Task instructions: Each line that includes "meta" must be copied from the records.

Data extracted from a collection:
********************

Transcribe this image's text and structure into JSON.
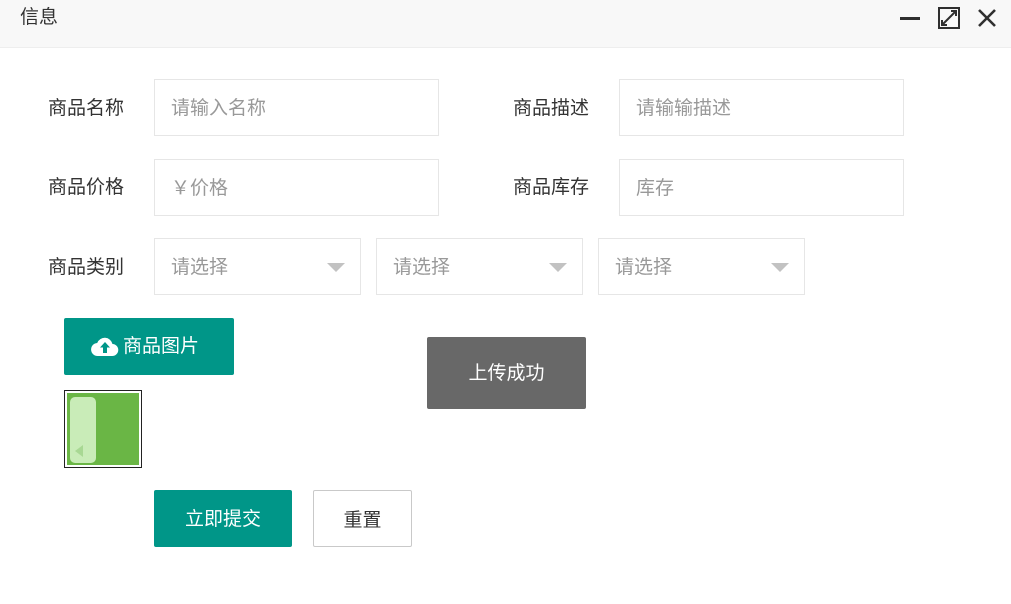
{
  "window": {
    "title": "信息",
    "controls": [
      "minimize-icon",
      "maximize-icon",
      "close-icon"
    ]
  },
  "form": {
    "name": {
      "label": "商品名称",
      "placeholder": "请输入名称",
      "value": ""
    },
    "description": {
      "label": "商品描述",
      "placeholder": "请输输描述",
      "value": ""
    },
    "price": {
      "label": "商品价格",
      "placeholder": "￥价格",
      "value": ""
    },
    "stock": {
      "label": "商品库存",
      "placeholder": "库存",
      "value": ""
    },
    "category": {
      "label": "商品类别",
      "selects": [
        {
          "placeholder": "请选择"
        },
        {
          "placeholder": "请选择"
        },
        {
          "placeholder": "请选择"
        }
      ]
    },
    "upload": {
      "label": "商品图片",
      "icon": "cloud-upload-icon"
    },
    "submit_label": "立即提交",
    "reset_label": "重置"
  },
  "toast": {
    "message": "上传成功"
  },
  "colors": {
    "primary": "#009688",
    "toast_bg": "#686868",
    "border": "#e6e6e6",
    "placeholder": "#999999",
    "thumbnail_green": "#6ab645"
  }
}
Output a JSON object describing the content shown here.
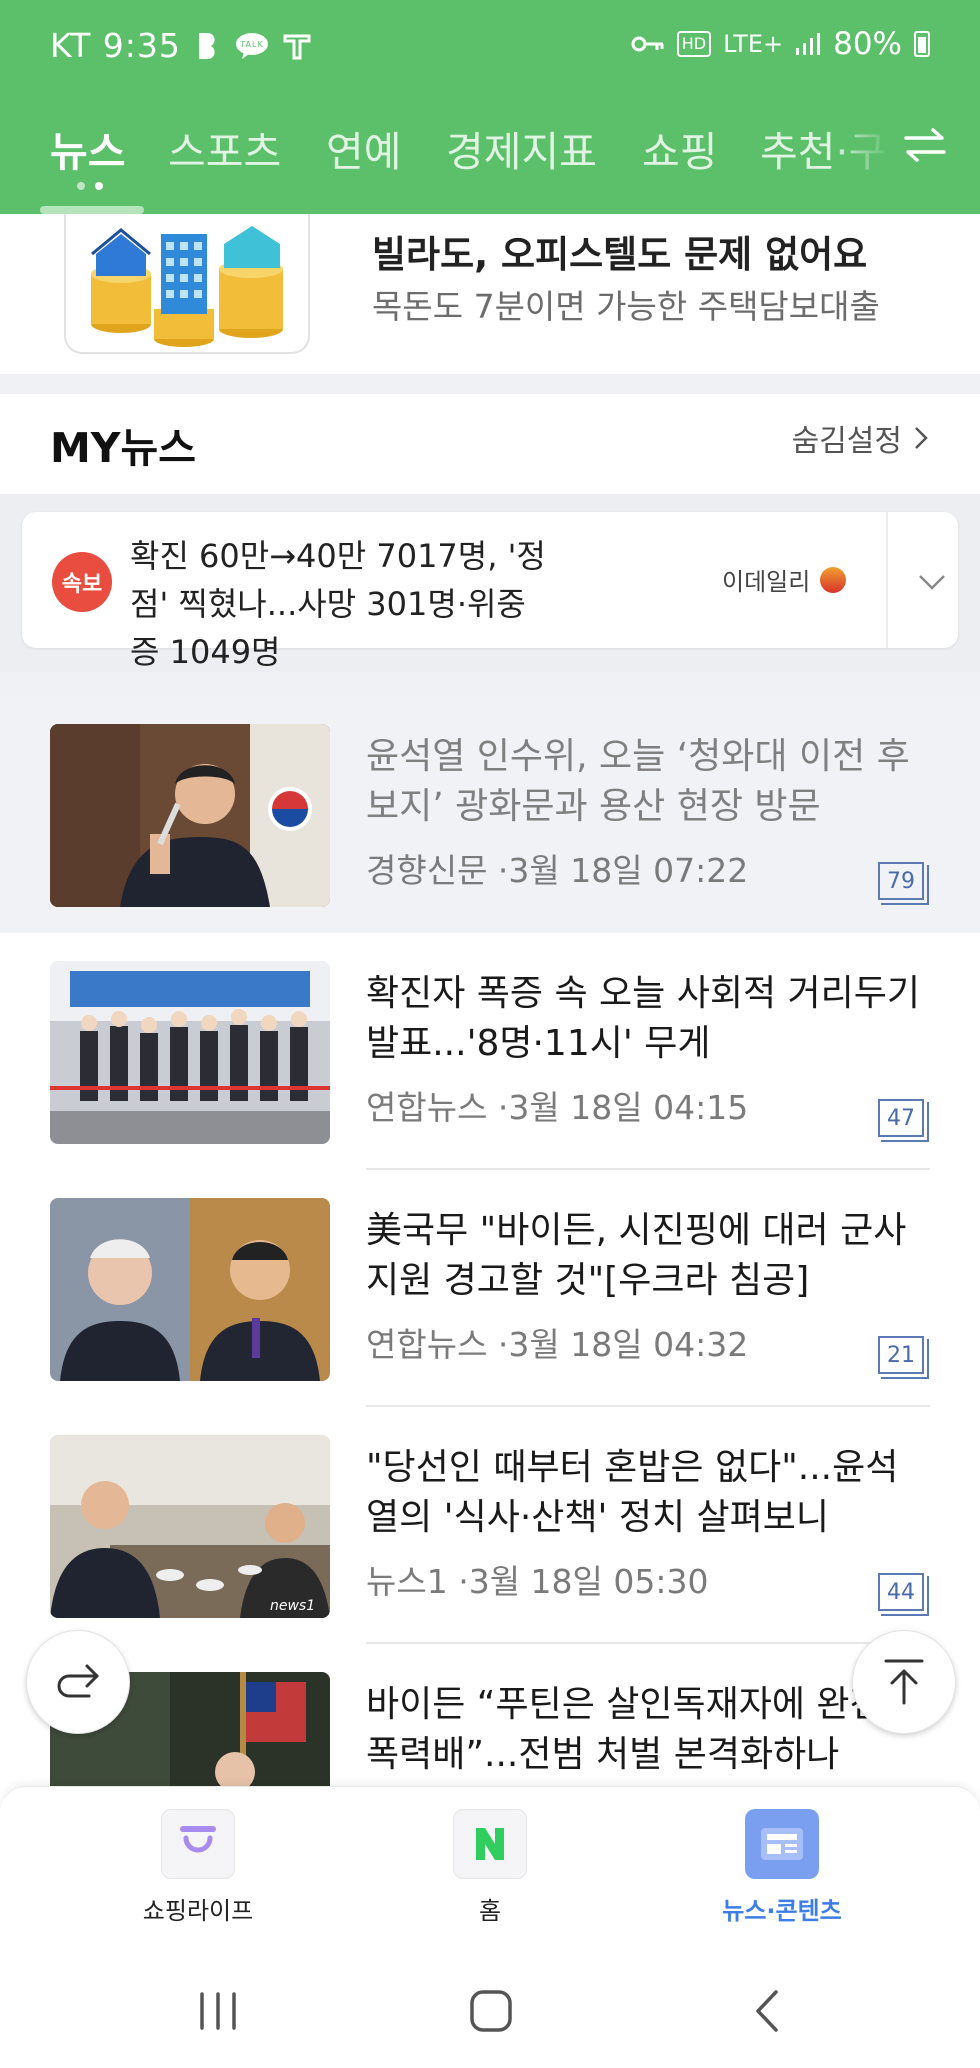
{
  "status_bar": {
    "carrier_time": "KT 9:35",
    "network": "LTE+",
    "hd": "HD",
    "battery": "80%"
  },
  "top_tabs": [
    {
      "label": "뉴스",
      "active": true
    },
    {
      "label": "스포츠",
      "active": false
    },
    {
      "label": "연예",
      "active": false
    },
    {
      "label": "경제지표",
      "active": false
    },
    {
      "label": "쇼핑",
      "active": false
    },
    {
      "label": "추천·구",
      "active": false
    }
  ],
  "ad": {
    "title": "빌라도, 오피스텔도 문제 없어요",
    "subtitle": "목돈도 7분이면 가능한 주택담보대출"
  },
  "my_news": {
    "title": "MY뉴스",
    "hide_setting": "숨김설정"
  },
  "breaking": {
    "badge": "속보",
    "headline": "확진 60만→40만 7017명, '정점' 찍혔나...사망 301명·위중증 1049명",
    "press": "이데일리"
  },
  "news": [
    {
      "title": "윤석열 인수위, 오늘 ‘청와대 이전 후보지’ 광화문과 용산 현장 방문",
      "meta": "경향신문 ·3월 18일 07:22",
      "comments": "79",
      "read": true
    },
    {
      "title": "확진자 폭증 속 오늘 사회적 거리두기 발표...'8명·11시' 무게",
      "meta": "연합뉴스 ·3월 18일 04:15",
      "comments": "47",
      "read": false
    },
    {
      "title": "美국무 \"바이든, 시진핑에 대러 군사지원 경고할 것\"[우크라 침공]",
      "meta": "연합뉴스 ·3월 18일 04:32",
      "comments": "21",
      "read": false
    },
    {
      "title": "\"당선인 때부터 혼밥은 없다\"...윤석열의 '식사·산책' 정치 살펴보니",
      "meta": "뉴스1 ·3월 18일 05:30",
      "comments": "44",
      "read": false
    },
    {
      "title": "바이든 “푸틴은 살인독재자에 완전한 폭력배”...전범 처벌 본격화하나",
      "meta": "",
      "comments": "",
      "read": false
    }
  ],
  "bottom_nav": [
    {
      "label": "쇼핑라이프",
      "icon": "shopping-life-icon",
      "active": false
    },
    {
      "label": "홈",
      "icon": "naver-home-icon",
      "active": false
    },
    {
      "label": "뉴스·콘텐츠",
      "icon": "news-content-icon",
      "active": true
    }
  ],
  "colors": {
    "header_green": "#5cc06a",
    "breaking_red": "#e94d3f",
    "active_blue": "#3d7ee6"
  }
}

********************

Answer area:
      "meta": "경향신문 ·3월 18일 07:22",
      "meta": "연합뉴스 ·3월 18일 04:15",
      "meta": "연합뉴스 ·3월 18일 04:32",
      "meta": "뉴스1 ·3월 18일 05:30",
      "meta": "",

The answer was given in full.